The idea is to outfight, outdrink and outgamble your other adventurers. If you run out of money, you’re thrown out of the pub and if you pass out you’re also out. This is cleverly worked out: you have a counter from 0-20. You start with your red fortitude marker at 20 and your clear alcohol marker at 0. As you take damage, your red marker moves down and as you drink your clear marker moves up: when the markers meet, you pass out. You can also play cards to make drinks stronger or weaker or to negate other actions or ‘acquire’ money.
As with Lunch Money, I think this is a game where a bit of roleplay/story telling helps – the cards themselves certainly lend themselves to this (one of my favourites is the warrior with her damage-causing action cards “Not another chainmail bikini joke” and “Want to arm wrestle?” It’s fair to say she kinda reminds me of my sister).
What’s nice is that they’ve thought about expansions from the first box set – the drinks include ones that affect trolls or ogres (for example) differently, even though there are no trolls or ogres in the box. There’s at present 4 boxes and a number of individually available characters (including the wizard’s insane rabbit). It worked well with 3/4 players, but I think it would stand up to more players too, because it’s quite fast-paced (even with a roleplay element) so everyone could stay involved.
I definitely want my own copy.
I was intrigued by this game – it looked simple and is set in a fictional realm called Tempest, my NAF name.
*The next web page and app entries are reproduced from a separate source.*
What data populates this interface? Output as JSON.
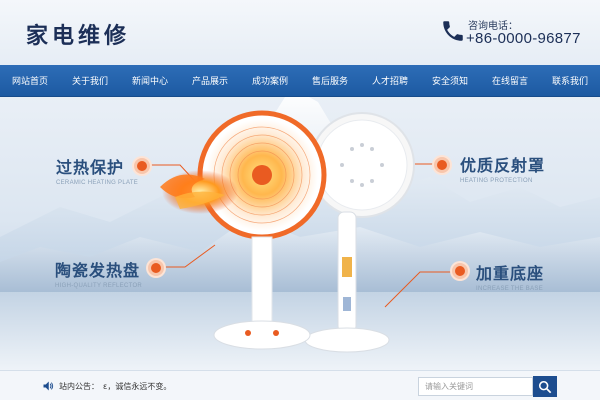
{
  "header": {
    "logo": "家电维修",
    "hotline_label": "咨询电话：",
    "hotline_number": "+86-0000-96877"
  },
  "nav": {
    "items": [
      {
        "label": "网站首页"
      },
      {
        "label": "关于我们"
      },
      {
        "label": "新闻中心"
      },
      {
        "label": "产品展示"
      },
      {
        "label": "成功案例"
      },
      {
        "label": "售后服务"
      },
      {
        "label": "人才招聘"
      },
      {
        "label": "安全须知"
      },
      {
        "label": "在线留言"
      },
      {
        "label": "联系我们"
      }
    ]
  },
  "banner": {
    "features": [
      {
        "title": "过热保护",
        "subtitle": "CERAMIC HEATING PLATE"
      },
      {
        "title": "陶瓷发热盘",
        "subtitle": "HIGH-QUALITY REFLECTOR"
      },
      {
        "title": "优质反射罩",
        "subtitle": "HEATING PROTECTION"
      },
      {
        "title": "加重底座",
        "subtitle": "INCREASE THE BASE"
      }
    ],
    "colors": {
      "accent": "#e95b21",
      "title": "#2a4f7d",
      "nav": "#1d5aa2"
    }
  },
  "notice": {
    "label": "站内公告：",
    "text": "ε，诚信永远不变。"
  },
  "search": {
    "placeholder": "请输入关键词"
  },
  "icons": [
    "phone-icon",
    "speaker-icon",
    "search-icon"
  ]
}
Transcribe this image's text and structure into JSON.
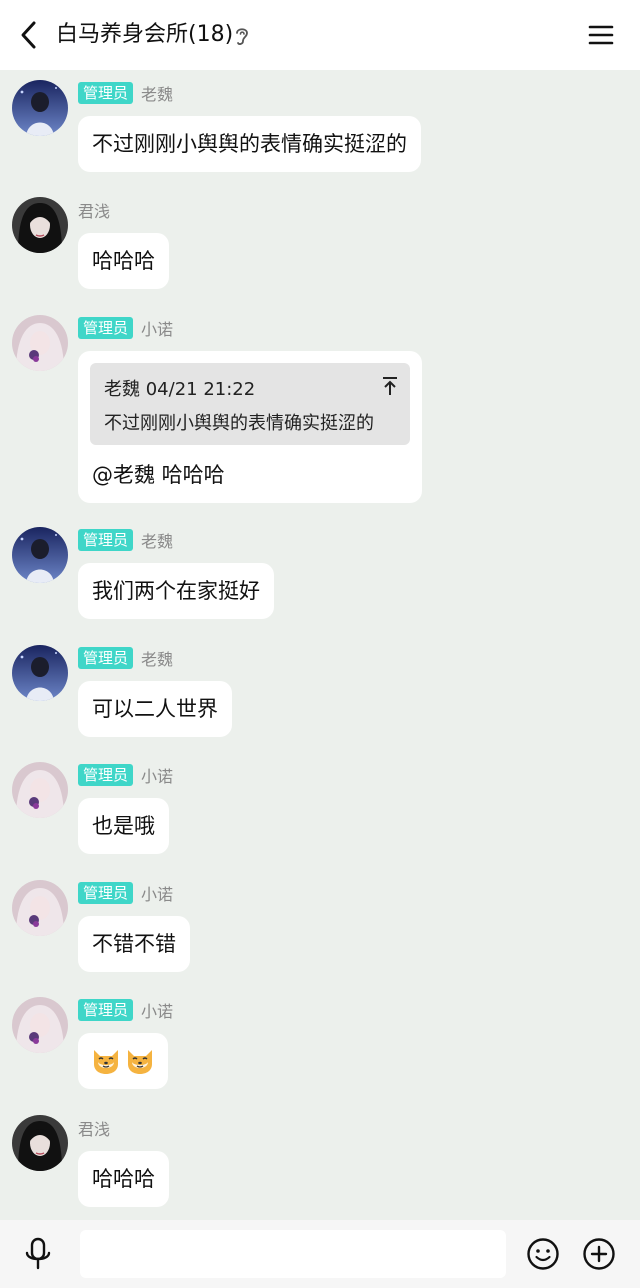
{
  "header": {
    "title": "白马养身会所(18)",
    "back_icon": "chevron-left-icon",
    "ear_icon": "ear-icon",
    "menu_icon": "hamburger-menu-icon"
  },
  "messages": [
    {
      "badge": "管理员",
      "name": "老魏",
      "text": "不过刚刚小舆舆的表情确实挺涩的"
    },
    {
      "badge": "",
      "name": "君浅",
      "text": "哈哈哈"
    },
    {
      "badge": "管理员",
      "name": "小诺",
      "quote_meta": "老魏 04/21 21:22",
      "quote_text": "不过刚刚小舆舆的表情确实挺涩的",
      "text": "@老魏 哈哈哈"
    },
    {
      "badge": "管理员",
      "name": "老魏",
      "text": "我们两个在家挺好"
    },
    {
      "badge": "管理员",
      "name": "老魏",
      "text": "可以二人世界"
    },
    {
      "badge": "管理员",
      "name": "小诺",
      "text": "也是哦"
    },
    {
      "badge": "管理员",
      "name": "小诺",
      "text": "不错不错"
    },
    {
      "badge": "管理员",
      "name": "小诺",
      "stickers": [
        "shiba-face-sticker",
        "shiba-face-sticker"
      ]
    },
    {
      "badge": "",
      "name": "君浅",
      "text": "哈哈哈"
    }
  ],
  "footer": {
    "mic_icon": "microphone-icon",
    "input_value": "",
    "emoji_icon": "smiley-icon",
    "plus_icon": "plus-circle-icon"
  },
  "colors": {
    "background": "#ecf0ec",
    "badge": "#3fd6c8",
    "bubble": "#ffffff"
  }
}
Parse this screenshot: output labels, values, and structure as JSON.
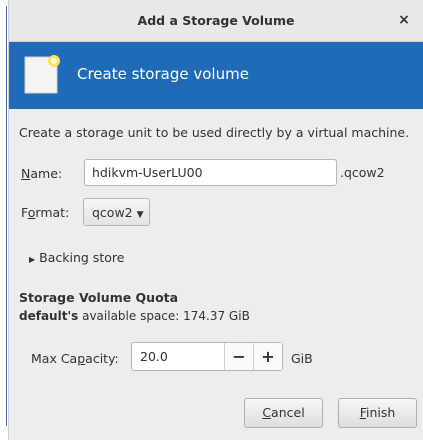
{
  "dialog": {
    "title": "Add a Storage Volume",
    "close_glyph": "×"
  },
  "banner": {
    "heading": "Create storage volume",
    "icon": "new-volume-icon",
    "color": "#1f6bb8"
  },
  "form": {
    "description": "Create a storage unit to be used directly by a virtual machine.",
    "name_label_pre": "",
    "name_label_u": "N",
    "name_label_post": "ame:",
    "name_value": "hdikvm-UserLU00",
    "name_suffix": ".qcow2",
    "format_label_pre": "F",
    "format_label_u": "o",
    "format_label_post": "rmat:",
    "format_value": "qcow2",
    "backing_store_label": "Backing store"
  },
  "quota": {
    "title": "Storage Volume Quota",
    "pool": "default's",
    "available_text": "available space: 174.37 GiB",
    "max_capacity_label_pre": "Max Ca",
    "max_capacity_label_u": "p",
    "max_capacity_label_post": "acity:",
    "max_capacity_value": "20.0",
    "decrement": "−",
    "increment": "+",
    "unit": "GiB"
  },
  "buttons": {
    "cancel_u": "C",
    "cancel_rest": "ancel",
    "finish_u": "F",
    "finish_rest": "inish"
  }
}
Also, the idea of seducing a princess the week after getting engaged to a king entertained me highly.
It is very simple: 16 cards of varying strength. You start with one in hand and each turn you draw a second, consider the two you have and choose which to discard. The effect of the discarded card is then played, and the next player takes their turn. Whoever has the highest valued card at the end of the round (or is the only one left holding a card when the others have been knocked out by card effects) wins the round and a little token – the winner is the first to a number of tokens determined by the number of players.
The idea is that the princess and heir of Tempest has gone into mourning and you are one of the many people trying to get your letter to her in the hopes of winning her heart. The cards represent the person currently holding your letter and go from guards through barons, handmaidens, princes, kings and up to the princess herself.
There are tactics to be brought into play. For instance, the second most powerful card is the countess, the princess’s best friend, but if you are holding this card and draw a king or prince (or are holding a king/prince and draw the countess) you must discard the countess. This means if the countess is discarded, your opponent has 1/3 chance of holding a king and 2/3 chance of holding a prince (there being 1 king and 2 princes in the deck and, of course, depending what has already been discarded) and if you can play a guard and name the correct card being held, that’s them out of the game! Ah, except, what if they’re double-bluffing you?.. and so on.
Yes, I liked this game. Simple, but with lots of opportunity for tactical play at a level I can cope with.
*I have spent many years saying I don’t enjoy non-co-operative board games because I get too competitive. It was during this game that I realised it’s playing them with Husbit that makes me too competitive: in myself, I’m not, but he is and I respond to this with a competitiveness that outmatches his and spoils it for everyone.